Some say that flavored margaritas go back to the birth of the margarita itself. The number of stories that exist about the origins of the margarita nearly equal the number of insults hurled at a Donald Trump rally.
One story with credibility is that the margarita evolved from an old cocktail called the daisy, which dates to the 1870s. In fact, margarita is the Spanish word for daisy.
Jerry Thomas’s 1876 daisy recipe consists of liquor shaken up with some lemon juice and “orange cordial,” then strained into a large cocktail glass and topped off with a little splash of soda. It was originally made with whiskey, but soon other versions popped up made with brandy and — perhaps the most popular version today — gin. Another notable diversion was the use of grenadine (pomegranate syrup).

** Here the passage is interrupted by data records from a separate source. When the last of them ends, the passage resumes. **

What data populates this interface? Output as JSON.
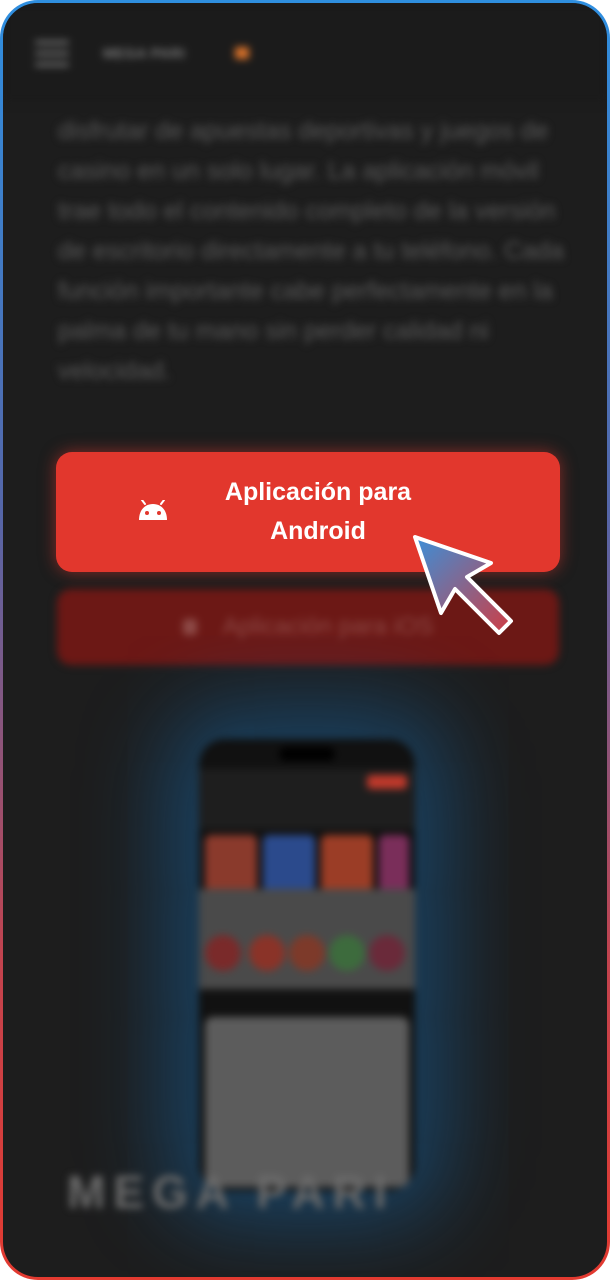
{
  "header": {
    "logo_text": "MEGA PARI",
    "menu_icon": "hamburger-menu-icon"
  },
  "content": {
    "paragraph": "disfrutar de apuestas deportivas y juegos de casino en un solo lugar. La aplicación móvil trae todo el contenido completo de la versión de escritorio directamente a tu teléfono. Cada función importante cabe perfectamente en la palma de tu mano sin perder calidad ni velocidad."
  },
  "buttons": {
    "android": {
      "label": "Aplicación para Android",
      "icon": "android-icon"
    },
    "ios": {
      "label": "Aplicación para iOS",
      "icon": "apple-icon"
    }
  },
  "promo": {
    "watermark": "MEGA PARI"
  },
  "colors": {
    "accent": "#e2372d",
    "background": "#1d1d1d",
    "frame_top": "#2f8fe0",
    "frame_bottom": "#e33a30"
  },
  "cursor": {
    "icon": "pointer-arrow-icon"
  }
}
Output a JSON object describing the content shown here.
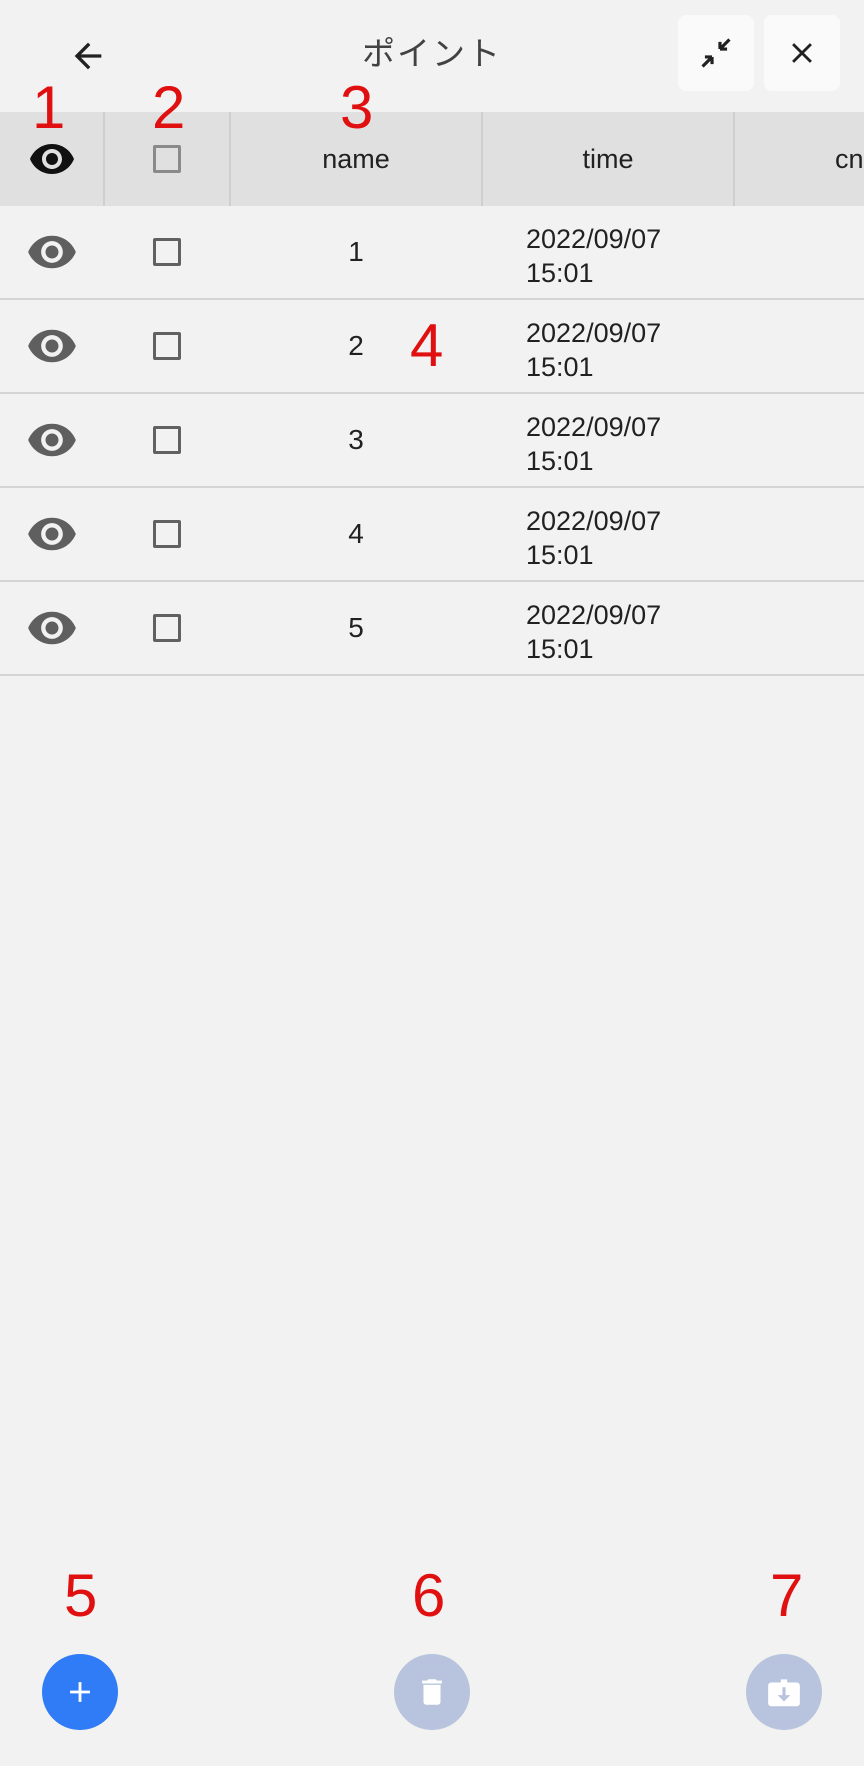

According to Patrón tequila, at some point in the mid-1920s, a customer approached Henry Madden, bartender at the Turf Bar in Tijuana, and asked for a gin daisy. “In mixing [the] drink,” he told a reporter in 1936, “I grabbed the wrong bottle” — the tequila bottle. Result: “the customer was so delighted that he called for another and spread the news far and wide.” By the mid-1930s, the drink was all over Mexico.
What remains a mystery is whether this tequila daisy was made with orange liqueur or grenadine. Were it the latter, it could mean that the first margarita was essentially a flavored one.
The secret to a delicious flavored margarita is using fresh fruit. My preferred choices include pomegranate (which has an earthy quality) and mango (my favorite tropical fruit). The area’s best pomegranate margarita can be found at José Andrés’s Oyamel, one of D.C.’s most authentic Mexican restaurants. Also try their Oaxacan orange, made with sour orange and maraschino liqueur.
Hotspot El Chucho – Cocina Superior in Columbia Heights has a selection of margaritas including a blackberry poblano. The hibiscus margarita at Tico DC has been called “the best drink in the District” by reviewers on Foursquare.
Cuba Libre on 9th Street NW has mixed a mango margarita made with Patrón silver tequila. Another great option is El Centro D.F., in Georgetown or on 14th Street NW, for the restaurant’s signature strawberry and mango concoction or prickly pear margarita.
*Patrón Mango Margarita*
*Courtesy of Cuba Libre*
1.25 oz. Patrón Silver
.5 oz. Patrón Citrónge mango liqueur
1.5 oz. fresh mango puree
1.25 oz. fresh-squeezed lime juice
Combine ingredients in a dry shaker. Pour over ice and shake an additional six times. Serve over ice or straight up and garnish with lime.